- [REQUIRED WORK]: Search the entries for the word "Configuration" and return every line where it is found.

┌─ MATERIAL PROVIDED

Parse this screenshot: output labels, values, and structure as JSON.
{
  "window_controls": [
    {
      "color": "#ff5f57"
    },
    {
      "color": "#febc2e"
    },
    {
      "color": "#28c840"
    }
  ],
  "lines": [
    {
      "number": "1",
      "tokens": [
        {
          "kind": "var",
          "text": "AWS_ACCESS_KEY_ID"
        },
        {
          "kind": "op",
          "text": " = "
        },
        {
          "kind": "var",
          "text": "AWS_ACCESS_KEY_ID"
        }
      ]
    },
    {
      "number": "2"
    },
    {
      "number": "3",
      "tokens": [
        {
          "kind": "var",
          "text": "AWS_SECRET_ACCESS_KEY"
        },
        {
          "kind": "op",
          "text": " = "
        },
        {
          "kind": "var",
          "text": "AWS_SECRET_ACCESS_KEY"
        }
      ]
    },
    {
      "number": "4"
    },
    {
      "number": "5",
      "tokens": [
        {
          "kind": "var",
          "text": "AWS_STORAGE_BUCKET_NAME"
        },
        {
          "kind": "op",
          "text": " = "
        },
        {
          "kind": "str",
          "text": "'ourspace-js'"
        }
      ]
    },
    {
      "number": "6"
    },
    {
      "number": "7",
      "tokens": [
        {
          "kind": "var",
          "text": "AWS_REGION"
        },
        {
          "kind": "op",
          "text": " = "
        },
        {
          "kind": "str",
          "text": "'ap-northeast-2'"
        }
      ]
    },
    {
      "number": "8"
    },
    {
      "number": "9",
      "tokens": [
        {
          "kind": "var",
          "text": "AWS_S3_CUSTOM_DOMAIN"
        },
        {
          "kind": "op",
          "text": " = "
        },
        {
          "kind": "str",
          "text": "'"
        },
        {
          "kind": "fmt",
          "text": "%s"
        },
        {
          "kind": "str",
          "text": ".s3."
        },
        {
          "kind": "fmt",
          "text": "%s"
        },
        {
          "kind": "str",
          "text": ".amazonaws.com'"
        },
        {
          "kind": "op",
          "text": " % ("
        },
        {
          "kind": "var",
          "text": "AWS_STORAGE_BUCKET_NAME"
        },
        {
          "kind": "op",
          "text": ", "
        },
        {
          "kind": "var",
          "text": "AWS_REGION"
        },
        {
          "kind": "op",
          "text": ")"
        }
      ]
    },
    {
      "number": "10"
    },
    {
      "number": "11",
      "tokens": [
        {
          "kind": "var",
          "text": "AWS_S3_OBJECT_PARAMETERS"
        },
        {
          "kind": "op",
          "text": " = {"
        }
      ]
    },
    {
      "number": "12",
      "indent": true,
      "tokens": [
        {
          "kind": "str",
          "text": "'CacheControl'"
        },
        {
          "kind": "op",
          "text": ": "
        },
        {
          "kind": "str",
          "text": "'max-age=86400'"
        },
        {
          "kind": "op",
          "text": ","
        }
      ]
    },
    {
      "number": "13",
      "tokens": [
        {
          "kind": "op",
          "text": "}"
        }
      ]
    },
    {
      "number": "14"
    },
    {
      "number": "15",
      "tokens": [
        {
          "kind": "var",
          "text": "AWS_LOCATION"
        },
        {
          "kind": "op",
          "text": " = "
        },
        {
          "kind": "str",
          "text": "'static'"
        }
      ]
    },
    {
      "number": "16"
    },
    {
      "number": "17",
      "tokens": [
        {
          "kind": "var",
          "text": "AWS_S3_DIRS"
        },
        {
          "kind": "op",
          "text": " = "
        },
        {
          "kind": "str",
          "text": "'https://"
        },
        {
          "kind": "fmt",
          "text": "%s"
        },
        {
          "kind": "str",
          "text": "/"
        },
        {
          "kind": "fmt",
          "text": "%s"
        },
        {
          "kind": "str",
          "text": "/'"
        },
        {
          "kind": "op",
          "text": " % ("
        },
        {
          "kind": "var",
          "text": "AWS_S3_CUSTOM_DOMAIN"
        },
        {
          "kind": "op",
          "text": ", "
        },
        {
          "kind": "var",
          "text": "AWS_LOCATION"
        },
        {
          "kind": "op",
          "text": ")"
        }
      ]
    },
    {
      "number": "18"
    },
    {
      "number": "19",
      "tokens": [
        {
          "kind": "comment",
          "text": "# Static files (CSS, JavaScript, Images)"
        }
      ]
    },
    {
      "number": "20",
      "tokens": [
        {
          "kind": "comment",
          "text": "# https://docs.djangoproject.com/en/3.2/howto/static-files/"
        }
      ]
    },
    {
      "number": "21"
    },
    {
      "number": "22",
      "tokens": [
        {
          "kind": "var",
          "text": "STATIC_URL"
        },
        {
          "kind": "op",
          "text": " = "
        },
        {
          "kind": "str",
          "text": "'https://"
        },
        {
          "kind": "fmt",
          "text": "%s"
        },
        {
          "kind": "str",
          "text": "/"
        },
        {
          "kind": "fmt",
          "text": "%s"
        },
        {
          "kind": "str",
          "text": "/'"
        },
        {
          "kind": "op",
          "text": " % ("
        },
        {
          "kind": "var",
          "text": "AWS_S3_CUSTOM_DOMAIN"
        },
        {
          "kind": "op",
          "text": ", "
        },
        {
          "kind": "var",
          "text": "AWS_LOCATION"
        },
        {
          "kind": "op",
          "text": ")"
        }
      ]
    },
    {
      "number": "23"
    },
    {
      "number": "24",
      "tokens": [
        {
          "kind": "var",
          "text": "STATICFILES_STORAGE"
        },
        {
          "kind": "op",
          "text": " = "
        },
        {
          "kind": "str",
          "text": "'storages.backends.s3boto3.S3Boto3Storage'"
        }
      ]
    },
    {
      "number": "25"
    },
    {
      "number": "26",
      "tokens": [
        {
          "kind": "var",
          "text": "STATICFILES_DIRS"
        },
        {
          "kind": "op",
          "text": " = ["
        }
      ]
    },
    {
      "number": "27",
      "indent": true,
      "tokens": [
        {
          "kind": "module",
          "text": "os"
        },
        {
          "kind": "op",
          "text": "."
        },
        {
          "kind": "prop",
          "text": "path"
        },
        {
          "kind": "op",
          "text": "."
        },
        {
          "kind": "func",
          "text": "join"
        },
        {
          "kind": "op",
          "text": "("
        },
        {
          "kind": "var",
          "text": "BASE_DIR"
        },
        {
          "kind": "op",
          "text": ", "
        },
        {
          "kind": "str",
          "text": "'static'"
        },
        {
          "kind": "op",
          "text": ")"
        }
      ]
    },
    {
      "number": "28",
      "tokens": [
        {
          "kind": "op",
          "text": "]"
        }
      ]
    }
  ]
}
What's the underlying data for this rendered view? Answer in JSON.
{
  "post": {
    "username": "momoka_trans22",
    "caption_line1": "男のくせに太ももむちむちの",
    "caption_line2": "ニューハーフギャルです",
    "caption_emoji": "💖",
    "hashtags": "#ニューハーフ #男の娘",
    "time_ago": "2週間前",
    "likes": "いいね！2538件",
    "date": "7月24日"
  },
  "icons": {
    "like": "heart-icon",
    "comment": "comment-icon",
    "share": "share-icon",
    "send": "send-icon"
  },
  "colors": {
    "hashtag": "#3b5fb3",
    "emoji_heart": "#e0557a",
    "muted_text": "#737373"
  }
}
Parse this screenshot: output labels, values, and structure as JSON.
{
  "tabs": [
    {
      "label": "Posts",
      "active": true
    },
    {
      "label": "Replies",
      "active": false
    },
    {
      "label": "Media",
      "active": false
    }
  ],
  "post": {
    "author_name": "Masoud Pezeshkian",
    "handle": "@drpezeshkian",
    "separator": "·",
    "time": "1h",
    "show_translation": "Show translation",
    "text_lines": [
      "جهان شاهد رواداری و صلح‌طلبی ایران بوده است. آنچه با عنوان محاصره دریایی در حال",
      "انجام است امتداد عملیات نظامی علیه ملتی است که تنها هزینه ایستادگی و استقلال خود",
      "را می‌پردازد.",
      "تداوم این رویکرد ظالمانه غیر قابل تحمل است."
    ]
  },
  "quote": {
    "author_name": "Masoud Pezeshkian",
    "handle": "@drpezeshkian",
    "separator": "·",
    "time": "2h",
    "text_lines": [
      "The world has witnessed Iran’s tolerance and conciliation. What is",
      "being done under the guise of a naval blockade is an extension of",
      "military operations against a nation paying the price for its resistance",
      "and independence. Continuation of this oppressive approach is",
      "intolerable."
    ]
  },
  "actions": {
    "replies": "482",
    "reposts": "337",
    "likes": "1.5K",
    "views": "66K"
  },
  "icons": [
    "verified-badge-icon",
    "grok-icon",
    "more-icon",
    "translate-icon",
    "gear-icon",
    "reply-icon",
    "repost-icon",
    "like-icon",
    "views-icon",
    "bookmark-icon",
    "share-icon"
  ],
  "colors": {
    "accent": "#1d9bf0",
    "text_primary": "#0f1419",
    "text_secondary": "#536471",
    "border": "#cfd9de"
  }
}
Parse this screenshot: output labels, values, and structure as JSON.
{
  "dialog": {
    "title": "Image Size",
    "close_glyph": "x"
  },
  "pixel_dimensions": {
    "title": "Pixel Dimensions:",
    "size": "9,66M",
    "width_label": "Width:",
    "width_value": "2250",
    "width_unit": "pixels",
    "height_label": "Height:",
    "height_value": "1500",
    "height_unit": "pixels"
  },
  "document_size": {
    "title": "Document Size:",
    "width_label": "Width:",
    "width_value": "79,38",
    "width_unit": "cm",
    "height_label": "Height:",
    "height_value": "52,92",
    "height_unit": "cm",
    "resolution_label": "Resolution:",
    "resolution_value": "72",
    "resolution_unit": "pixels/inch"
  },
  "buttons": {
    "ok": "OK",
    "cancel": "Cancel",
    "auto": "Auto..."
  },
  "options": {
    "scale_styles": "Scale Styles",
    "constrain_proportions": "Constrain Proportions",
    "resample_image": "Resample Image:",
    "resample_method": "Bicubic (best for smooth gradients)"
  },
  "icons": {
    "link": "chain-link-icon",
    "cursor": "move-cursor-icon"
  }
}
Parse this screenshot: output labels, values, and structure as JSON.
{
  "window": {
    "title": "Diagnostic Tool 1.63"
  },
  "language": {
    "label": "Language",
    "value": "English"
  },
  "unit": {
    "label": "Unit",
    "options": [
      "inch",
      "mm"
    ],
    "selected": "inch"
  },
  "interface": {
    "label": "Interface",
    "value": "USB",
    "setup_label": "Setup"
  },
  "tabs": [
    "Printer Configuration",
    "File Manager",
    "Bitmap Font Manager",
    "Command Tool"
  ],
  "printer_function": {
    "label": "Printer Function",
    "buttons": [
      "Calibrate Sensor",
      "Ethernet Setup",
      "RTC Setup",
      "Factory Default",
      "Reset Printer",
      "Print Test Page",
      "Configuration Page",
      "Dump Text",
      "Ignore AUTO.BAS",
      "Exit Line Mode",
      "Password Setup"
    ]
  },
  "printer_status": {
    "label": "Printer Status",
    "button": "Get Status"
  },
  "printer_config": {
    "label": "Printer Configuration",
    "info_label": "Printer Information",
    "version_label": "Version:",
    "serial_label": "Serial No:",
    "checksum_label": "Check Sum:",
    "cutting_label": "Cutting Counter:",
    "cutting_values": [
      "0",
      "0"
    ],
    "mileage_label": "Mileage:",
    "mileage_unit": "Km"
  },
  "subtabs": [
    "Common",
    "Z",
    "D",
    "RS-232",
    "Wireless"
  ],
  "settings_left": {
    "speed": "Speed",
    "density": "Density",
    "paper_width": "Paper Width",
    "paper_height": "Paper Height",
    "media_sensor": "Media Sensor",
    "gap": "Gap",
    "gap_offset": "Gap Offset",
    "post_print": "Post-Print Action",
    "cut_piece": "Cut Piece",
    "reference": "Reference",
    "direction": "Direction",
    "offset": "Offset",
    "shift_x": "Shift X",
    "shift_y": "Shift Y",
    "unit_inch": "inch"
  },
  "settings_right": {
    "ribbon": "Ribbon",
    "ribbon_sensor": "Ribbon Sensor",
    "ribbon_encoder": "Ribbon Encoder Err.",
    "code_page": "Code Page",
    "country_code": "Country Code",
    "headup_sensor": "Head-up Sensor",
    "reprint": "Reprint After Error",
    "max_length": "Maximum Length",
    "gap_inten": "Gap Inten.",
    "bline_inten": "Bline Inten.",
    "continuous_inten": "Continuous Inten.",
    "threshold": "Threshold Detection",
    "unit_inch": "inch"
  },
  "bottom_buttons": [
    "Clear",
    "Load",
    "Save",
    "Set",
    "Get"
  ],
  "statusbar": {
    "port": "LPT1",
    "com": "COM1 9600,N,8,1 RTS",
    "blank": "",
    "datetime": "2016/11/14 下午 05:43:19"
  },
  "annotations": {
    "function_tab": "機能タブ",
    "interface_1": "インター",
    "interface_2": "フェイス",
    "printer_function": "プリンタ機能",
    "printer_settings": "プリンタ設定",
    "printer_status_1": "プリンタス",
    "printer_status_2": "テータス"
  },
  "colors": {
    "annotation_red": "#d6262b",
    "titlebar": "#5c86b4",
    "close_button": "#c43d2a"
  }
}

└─

- [RESULT FOR THIS EXERCISE]:
    "Printer Configuration",
      "Configuration Page",
    "label": "Printer Configuration",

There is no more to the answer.